BEGIN EXTRACTED DATA
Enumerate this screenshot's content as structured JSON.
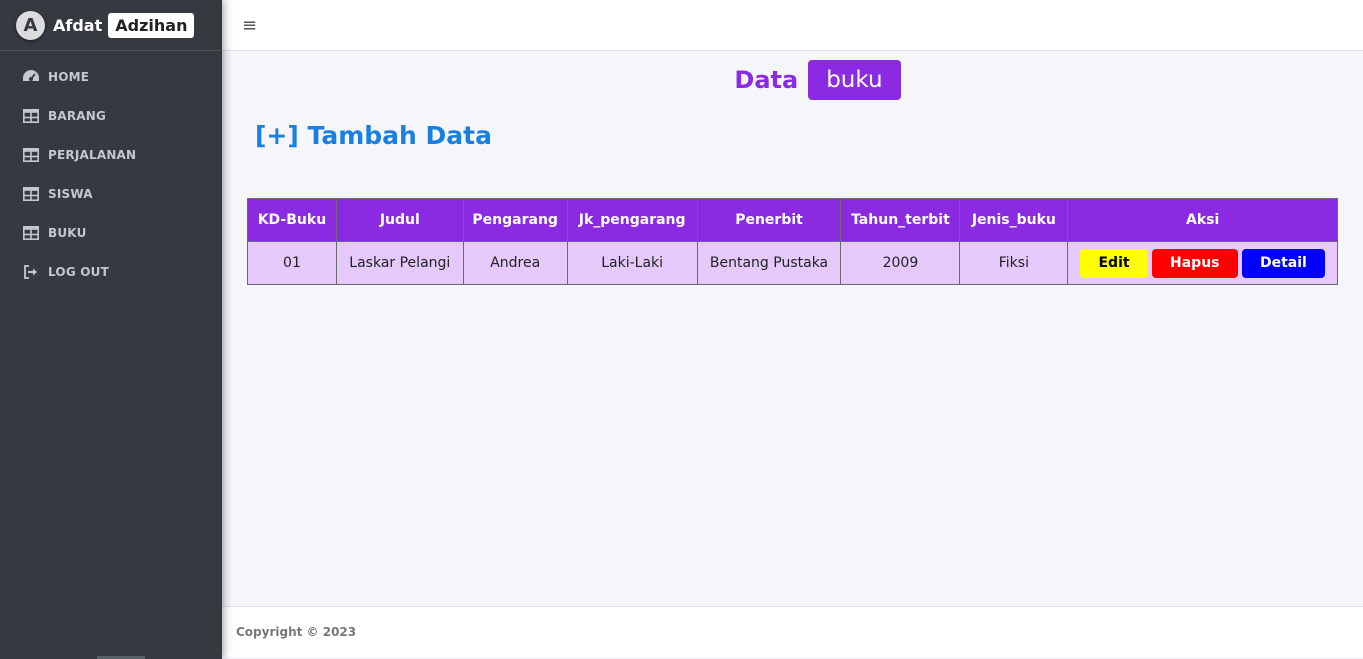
{
  "brand": {
    "logo_letter": "A",
    "name": "Afdat",
    "badge": "Adzihan"
  },
  "sidebar": {
    "items": [
      {
        "icon": "dashboard-icon",
        "label": "HOME"
      },
      {
        "icon": "table-icon",
        "label": "BARANG"
      },
      {
        "icon": "table-icon",
        "label": "PERJALANAN"
      },
      {
        "icon": "table-icon",
        "label": "SISWA"
      },
      {
        "icon": "table-icon",
        "label": "BUKU"
      },
      {
        "icon": "logout-icon",
        "label": "LOG OUT"
      }
    ]
  },
  "topbar": {
    "menu_icon": "hamburger-icon",
    "menu_glyph": "≡"
  },
  "page": {
    "title": "Data",
    "badge": "buku",
    "add_link": "[+] Tambah Data"
  },
  "table": {
    "headers": [
      "KD-Buku",
      "Judul",
      "Pengarang",
      "Jk_pengarang",
      "Penerbit",
      "Tahun_terbit",
      "Jenis_buku",
      "Aksi"
    ],
    "rows": [
      [
        "01",
        "Laskar Pelangi",
        "Andrea",
        "Laki-Laki",
        "Bentang Pustaka",
        "2009",
        "Fiksi"
      ]
    ],
    "actions": {
      "edit": "Edit",
      "hapus": "Hapus",
      "detail": "Detail"
    }
  },
  "colors": {
    "accent": "#8a2be2",
    "row_bg": "#e5c9fb",
    "link": "#1a7fe0",
    "sidebar_bg": "#343a40",
    "edit": "#ffff00",
    "hapus": "#ff0000",
    "detail": "#0000ff"
  },
  "footer": {
    "copyright": "Copyright © 2023"
  }
}
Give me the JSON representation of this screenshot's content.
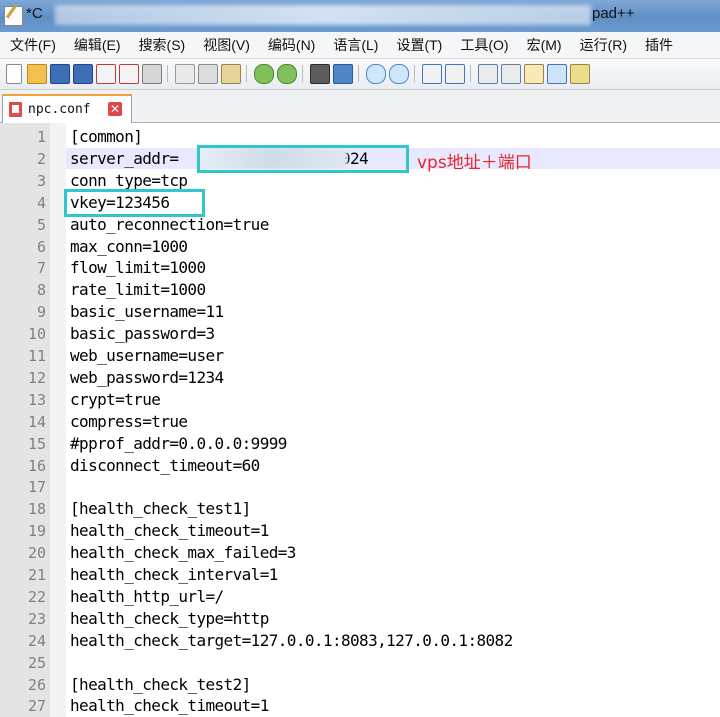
{
  "window": {
    "title_prefix": "*C",
    "title_suffix": "pad++"
  },
  "menu": [
    {
      "id": "file",
      "label": "文件(F)"
    },
    {
      "id": "edit",
      "label": "编辑(E)"
    },
    {
      "id": "search",
      "label": "搜索(S)"
    },
    {
      "id": "view",
      "label": "视图(V)"
    },
    {
      "id": "encoding",
      "label": "编码(N)"
    },
    {
      "id": "language",
      "label": "语言(L)"
    },
    {
      "id": "settings",
      "label": "设置(T)"
    },
    {
      "id": "tools",
      "label": "工具(O)"
    },
    {
      "id": "macro",
      "label": "宏(M)"
    },
    {
      "id": "run",
      "label": "运行(R)"
    },
    {
      "id": "plugins",
      "label": "插件"
    }
  ],
  "toolbar_icons": [
    "new-file-icon",
    "open-file-icon",
    "save-icon",
    "save-all-icon",
    "close-icon",
    "close-all-icon",
    "print-icon",
    "cut-icon",
    "copy-icon",
    "paste-icon",
    "undo-icon",
    "redo-icon",
    "find-icon",
    "replace-icon",
    "zoom-in-icon",
    "zoom-out-icon",
    "sync-vertical-icon",
    "sync-horizontal-icon",
    "word-wrap-icon",
    "show-all-chars-icon",
    "indent-guide-icon",
    "doc-map-icon",
    "function-list-icon"
  ],
  "tab": {
    "label": "npc.conf",
    "close_glyph": "✕"
  },
  "editor": {
    "current_line": 2,
    "lines": [
      "[common]",
      "server_addr=                :8024",
      "conn_type=tcp",
      "vkey=123456",
      "auto_reconnection=true",
      "max_conn=1000",
      "flow_limit=1000",
      "rate_limit=1000",
      "basic_username=11",
      "basic_password=3",
      "web_username=user",
      "web_password=1234",
      "crypt=true",
      "compress=true",
      "#pprof_addr=0.0.0.0:9999",
      "disconnect_timeout=60",
      "",
      "[health_check_test1]",
      "health_check_timeout=1",
      "health_check_max_failed=3",
      "health_check_interval=1",
      "health_http_url=/",
      "health_check_type=http",
      "health_check_target=127.0.0.1:8083,127.0.0.1:8082",
      "",
      "[health_check_test2]",
      "health_check_timeout=1"
    ]
  },
  "annotation": {
    "text": "vps地址＋端口",
    "color": "#e8262a",
    "box_color": "#2fc7cb"
  }
}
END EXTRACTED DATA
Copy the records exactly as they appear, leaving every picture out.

REPLY TO THE EXERCISE:
Enumerate this screenshot's content as structured JSON.
{
  "brand": {
    "logo_letter": "A",
    "name": "Afdat",
    "badge": "Adzihan"
  },
  "sidebar": {
    "items": [
      {
        "icon": "dashboard-icon",
        "label": "HOME"
      },
      {
        "icon": "table-icon",
        "label": "BARANG"
      },
      {
        "icon": "table-icon",
        "label": "PERJALANAN"
      },
      {
        "icon": "table-icon",
        "label": "SISWA"
      },
      {
        "icon": "table-icon",
        "label": "BUKU"
      },
      {
        "icon": "logout-icon",
        "label": "LOG OUT"
      }
    ]
  },
  "topbar": {
    "menu_icon": "hamburger-icon",
    "menu_glyph": "≡"
  },
  "page": {
    "title": "Data",
    "badge": "buku",
    "add_link": "[+] Tambah Data"
  },
  "table": {
    "headers": [
      "KD-Buku",
      "Judul",
      "Pengarang",
      "Jk_pengarang",
      "Penerbit",
      "Tahun_terbit",
      "Jenis_buku",
      "Aksi"
    ],
    "rows": [
      [
        "01",
        "Laskar Pelangi",
        "Andrea",
        "Laki-Laki",
        "Bentang Pustaka",
        "2009",
        "Fiksi"
      ]
    ],
    "actions": {
      "edit": "Edit",
      "hapus": "Hapus",
      "detail": "Detail"
    }
  },
  "colors": {
    "accent": "#8a2be2",
    "row_bg": "#e5c9fb",
    "link": "#1a7fe0",
    "sidebar_bg": "#343a40",
    "edit": "#ffff00",
    "hapus": "#ff0000",
    "detail": "#0000ff"
  },
  "footer": {
    "copyright": "Copyright © 2023"
  }
}
Give me the JSON representation of this screenshot's content.
{
  "window": {
    "title_prefix": "*C",
    "title_suffix": "pad++"
  },
  "menu": [
    {
      "id": "file",
      "label": "文件(F)"
    },
    {
      "id": "edit",
      "label": "编辑(E)"
    },
    {
      "id": "search",
      "label": "搜索(S)"
    },
    {
      "id": "view",
      "label": "视图(V)"
    },
    {
      "id": "encoding",
      "label": "编码(N)"
    },
    {
      "id": "language",
      "label": "语言(L)"
    },
    {
      "id": "settings",
      "label": "设置(T)"
    },
    {
      "id": "tools",
      "label": "工具(O)"
    },
    {
      "id": "macro",
      "label": "宏(M)"
    },
    {
      "id": "run",
      "label": "运行(R)"
    },
    {
      "id": "plugins",
      "label": "插件"
    }
  ],
  "toolbar_icons": [
    "new-file-icon",
    "open-file-icon",
    "save-icon",
    "save-all-icon",
    "close-icon",
    "close-all-icon",
    "print-icon",
    "cut-icon",
    "copy-icon",
    "paste-icon",
    "undo-icon",
    "redo-icon",
    "find-icon",
    "replace-icon",
    "zoom-in-icon",
    "zoom-out-icon",
    "sync-vertical-icon",
    "sync-horizontal-icon",
    "word-wrap-icon",
    "show-all-chars-icon",
    "indent-guide-icon",
    "doc-map-icon",
    "function-list-icon"
  ],
  "tab": {
    "label": "npc.conf",
    "close_glyph": "✕"
  },
  "editor": {
    "current_line": 2,
    "lines": [
      "[common]",
      "server_addr=                :8024",
      "conn_type=tcp",
      "vkey=123456",
      "auto_reconnection=true",
      "max_conn=1000",
      "flow_limit=1000",
      "rate_limit=1000",
      "basic_username=11",
      "basic_password=3",
      "web_username=user",
      "web_password=1234",
      "crypt=true",
      "compress=true",
      "#pprof_addr=0.0.0.0:9999",
      "disconnect_timeout=60",
      "",
      "[health_check_test1]",
      "health_check_timeout=1",
      "health_check_max_failed=3",
      "health_check_interval=1",
      "health_http_url=/",
      "health_check_type=http",
      "health_check_target=127.0.0.1:8083,127.0.0.1:8082",
      "",
      "[health_check_test2]",
      "health_check_timeout=1"
    ]
  },
  "annotation": {
    "text": "vps地址＋端口",
    "color": "#e8262a",
    "box_color": "#2fc7cb"
  }
}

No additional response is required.